” They met by the headstone. Nathan knew he would have to look down at some point. He delayed the moment by opening his mouth.”
When I heard the author of The Dry and Force of Nature had another novel published, I was chomping at the bit to get a copy. Thanks to the sheer height of my ‘to be read’ pile, I’ve only just got around to it. Let me start by saying how much I missed Aaron Falk as a character and it took a while for me to get into the rhythm of this standalone novel. Was it, I wondered, because the protagonist wasn’t a particularly charming bloke? Was it the fact that the other two books were so good? Personally, I think both statements ring true. Nevertheless, I persisted, and it really was worth it in the end.
While the novel commences with the death of Cameron in the outback, it takes quite a while before, as a reader, I felt particularly invested in the mystery behind that outcome. The jury was out on the guy telling the tale, however, that distance, once you get to know the character better, is actually quite brilliant. Nathan is remote, distanced, troubled and his narrative painfully reflects that. This is one of those books that, I think, upon re-reading, would elicit even further praise.
The thing about crime novels that draws you in, is rarely the crime. Characters drive the action and as a reader, I felt I was getting to know these characters as the tale progressed. Their hidden secrets, their communication issues, their foibles and their failings trickle out in a slow, but compelling fashion. The development of the relationship between Xander and Nathan was particularly poignant. I also loved the way my perceptions of characters changed wildly as I discovered (through Nathan) what was really going on.

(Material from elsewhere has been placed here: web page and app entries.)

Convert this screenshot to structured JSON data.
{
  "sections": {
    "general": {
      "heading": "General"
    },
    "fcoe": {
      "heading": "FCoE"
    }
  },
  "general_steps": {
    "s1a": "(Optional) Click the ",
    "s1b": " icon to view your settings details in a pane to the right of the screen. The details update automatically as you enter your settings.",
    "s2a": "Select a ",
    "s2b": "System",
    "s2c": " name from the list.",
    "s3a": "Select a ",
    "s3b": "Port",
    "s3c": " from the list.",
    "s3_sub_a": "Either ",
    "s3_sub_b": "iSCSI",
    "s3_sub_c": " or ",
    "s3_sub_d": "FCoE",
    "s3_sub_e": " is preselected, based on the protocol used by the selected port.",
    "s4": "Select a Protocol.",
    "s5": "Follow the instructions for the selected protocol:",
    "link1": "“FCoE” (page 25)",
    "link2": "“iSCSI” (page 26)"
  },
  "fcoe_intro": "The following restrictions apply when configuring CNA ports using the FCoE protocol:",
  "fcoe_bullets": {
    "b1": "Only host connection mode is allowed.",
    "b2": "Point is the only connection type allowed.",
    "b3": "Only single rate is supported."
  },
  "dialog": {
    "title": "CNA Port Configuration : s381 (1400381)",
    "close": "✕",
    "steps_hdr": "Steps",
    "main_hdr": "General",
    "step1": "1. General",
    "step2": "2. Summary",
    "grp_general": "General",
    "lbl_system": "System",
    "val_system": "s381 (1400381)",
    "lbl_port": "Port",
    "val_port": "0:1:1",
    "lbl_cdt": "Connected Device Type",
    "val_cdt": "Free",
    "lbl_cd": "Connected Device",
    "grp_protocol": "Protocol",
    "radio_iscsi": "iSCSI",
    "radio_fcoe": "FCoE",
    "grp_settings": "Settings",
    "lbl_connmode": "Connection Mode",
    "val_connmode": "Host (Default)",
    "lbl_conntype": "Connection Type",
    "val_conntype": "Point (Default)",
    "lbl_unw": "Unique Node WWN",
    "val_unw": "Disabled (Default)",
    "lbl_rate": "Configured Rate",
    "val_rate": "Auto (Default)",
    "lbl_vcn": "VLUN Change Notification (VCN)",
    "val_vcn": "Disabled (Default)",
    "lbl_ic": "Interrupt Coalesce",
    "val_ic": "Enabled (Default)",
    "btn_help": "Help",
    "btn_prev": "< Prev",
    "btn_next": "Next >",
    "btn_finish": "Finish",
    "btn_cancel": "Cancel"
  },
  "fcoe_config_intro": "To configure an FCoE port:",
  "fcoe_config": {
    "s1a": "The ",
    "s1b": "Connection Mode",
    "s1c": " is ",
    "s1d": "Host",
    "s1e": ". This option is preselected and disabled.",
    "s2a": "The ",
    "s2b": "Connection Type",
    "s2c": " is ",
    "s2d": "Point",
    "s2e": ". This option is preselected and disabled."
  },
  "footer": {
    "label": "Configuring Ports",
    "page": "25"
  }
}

When I closed the last page somewhere around the witching hour, I’d come to the realisation that this was a yet another stellar read from a fantastic author. I’ll be buying whatever she ships next!
5 out of 5 dusty trails and backpackers don’t mix.